Whitman and Sherman Alexie One of the most interesting dynamics of any cold war is perhaps its very existence, as difficult to point out as its predicament. The very idea of war associates itself with a certain traditional idea of glory but in the case of cold warfare, this glory is subtle: show of confidence and force is a matter of pride in war, but when served cold, the ‘show’ must be missing in action. As Martin McCauley says in Russia, America and The Cold War, cold warfare is nothing but a
“What have the ‘hostiles done? It seems to be so far a white man’s war” (Qtd. in Hines 30). The Indians that were killed at Wounded Knee committed no crime on their reservation in the time before the battle (Hines 36), they only practiced religion. The Ghost Dance movement resulted in a massacre at Wounded Knee which had a lasting impact on many people. The religion of the Ghost Dance started with a man named Wovoka. On January 1, 1889, he had a ‘vision’ during a solar eclipse in Nevada (Peterson
Rockefeller’s success with Standard Oil, furthermore, left a stronger positive impact on United States industry than negative. Amidst the court cases and accusations of bitter historians, the success of the business venture led to the success of industry and acted as a future inspiration for capitalist business for the future. Before Standard Oil came to fruition, however, various circumstances
rights of certain minority groups. These fathers included Thomas Jefferson who stated in his 1801 Inaugural Address for President of the United States, “All, too, will bear in mind this sacred principle, that though the will of the majority is in all cases to prevail, that will to be rightful must be reasonable; that the minority possess their equal rights, which equal law must protect, and to violate would be oppression.” Despite the possibility of defying majority rule resulting in some

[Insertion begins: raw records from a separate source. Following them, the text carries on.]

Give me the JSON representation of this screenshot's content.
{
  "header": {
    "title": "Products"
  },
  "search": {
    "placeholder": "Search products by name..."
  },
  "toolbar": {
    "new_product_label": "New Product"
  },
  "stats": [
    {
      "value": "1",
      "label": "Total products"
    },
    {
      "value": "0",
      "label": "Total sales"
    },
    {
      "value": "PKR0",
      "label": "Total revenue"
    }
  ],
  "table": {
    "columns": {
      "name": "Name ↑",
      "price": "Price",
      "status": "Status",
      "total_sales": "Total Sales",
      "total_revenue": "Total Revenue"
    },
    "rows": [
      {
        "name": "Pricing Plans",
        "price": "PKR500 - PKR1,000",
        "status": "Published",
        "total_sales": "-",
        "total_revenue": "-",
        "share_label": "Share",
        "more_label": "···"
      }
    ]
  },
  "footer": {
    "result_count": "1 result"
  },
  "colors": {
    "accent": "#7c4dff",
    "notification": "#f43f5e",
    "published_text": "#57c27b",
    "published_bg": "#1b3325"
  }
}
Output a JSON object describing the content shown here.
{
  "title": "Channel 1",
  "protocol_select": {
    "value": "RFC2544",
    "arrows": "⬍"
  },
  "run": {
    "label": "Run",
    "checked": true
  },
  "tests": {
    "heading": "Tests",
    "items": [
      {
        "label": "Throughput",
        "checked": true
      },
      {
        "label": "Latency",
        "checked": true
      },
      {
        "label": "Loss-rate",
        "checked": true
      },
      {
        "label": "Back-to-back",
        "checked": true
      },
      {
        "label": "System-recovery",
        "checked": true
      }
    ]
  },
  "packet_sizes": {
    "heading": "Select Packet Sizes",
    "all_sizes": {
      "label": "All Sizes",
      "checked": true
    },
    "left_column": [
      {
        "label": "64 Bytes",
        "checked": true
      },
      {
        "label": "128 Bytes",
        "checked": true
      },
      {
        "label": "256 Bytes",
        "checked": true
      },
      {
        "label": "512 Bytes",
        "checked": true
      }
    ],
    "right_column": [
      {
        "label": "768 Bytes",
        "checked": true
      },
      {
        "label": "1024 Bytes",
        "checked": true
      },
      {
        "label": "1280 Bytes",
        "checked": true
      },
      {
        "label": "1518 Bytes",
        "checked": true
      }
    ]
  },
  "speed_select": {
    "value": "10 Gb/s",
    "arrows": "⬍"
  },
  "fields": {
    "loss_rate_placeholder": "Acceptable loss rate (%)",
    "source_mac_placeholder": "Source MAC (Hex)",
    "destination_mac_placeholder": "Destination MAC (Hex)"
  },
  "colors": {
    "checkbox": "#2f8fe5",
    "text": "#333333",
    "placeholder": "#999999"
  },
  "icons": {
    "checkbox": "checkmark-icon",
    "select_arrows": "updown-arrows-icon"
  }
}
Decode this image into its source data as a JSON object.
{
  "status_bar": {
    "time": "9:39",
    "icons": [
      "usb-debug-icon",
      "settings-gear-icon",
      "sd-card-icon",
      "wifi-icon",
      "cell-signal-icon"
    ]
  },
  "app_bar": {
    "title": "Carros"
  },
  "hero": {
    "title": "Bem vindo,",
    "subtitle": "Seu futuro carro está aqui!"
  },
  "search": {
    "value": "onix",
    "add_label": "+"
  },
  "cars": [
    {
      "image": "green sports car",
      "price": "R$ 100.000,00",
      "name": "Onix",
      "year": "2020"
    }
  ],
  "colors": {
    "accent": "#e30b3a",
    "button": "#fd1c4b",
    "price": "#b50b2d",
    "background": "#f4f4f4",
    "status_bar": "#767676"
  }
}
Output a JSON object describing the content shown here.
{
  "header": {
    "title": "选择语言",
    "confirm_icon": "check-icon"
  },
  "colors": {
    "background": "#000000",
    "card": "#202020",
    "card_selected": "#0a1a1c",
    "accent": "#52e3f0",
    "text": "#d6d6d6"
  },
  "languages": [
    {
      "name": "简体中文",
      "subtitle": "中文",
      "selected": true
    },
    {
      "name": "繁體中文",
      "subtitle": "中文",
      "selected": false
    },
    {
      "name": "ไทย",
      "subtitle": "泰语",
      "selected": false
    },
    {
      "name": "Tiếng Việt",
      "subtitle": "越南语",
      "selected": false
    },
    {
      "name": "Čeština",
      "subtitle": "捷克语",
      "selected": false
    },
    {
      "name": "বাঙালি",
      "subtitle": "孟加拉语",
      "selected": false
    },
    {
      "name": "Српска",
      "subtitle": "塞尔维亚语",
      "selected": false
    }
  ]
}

other slaves on the plantation to read the New Testament at a weekly Sunday school. As word spread, the interest among slaves in learning to read was so great that in any week, more than 40 slaves would attend lessons. For about six months, their study went relatively unnoticed. While Freeland remained complacent about their activities, other plantation owners became incensed about their slaves being educated. Her free status strengthened his belief in the possibility of gaining his own freedom.
experimented with plant nutrition, water culture and more. THEN: The Great Library in Alexandria Egypt was burned. Rome fell. Enter the Dark Ages! What was learned before was forgotten… When people forget their “history” they are doomed or, in this case, required to repeat it! 1300’s 1400’s 1500’s – European Renaissance: revival of art, literature & learning. DEVELOPMENT OF PROTECTED AGRICULTURE AND GREENHOUSES: People want to “grow out of season” (i.e., have tomatoes in Winter) or grow plants where